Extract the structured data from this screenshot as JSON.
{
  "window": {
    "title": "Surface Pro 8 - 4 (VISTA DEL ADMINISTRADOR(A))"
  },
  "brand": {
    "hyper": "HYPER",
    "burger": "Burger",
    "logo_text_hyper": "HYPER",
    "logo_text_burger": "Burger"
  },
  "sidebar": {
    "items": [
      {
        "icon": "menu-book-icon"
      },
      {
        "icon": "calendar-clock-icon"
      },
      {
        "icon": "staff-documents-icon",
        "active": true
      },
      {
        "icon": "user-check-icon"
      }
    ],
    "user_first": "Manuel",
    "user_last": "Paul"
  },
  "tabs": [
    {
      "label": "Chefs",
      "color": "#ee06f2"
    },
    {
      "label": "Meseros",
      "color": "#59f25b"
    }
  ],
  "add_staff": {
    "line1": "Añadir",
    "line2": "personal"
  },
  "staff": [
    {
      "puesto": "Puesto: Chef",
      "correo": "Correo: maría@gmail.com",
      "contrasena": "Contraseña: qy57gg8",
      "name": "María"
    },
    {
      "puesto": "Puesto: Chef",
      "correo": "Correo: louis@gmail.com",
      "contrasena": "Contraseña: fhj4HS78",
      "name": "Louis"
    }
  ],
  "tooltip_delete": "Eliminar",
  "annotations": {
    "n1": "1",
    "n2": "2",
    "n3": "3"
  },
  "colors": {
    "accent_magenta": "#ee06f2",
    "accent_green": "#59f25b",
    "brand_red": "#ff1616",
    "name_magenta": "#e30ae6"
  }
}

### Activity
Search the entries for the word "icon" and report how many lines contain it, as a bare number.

### The answer
4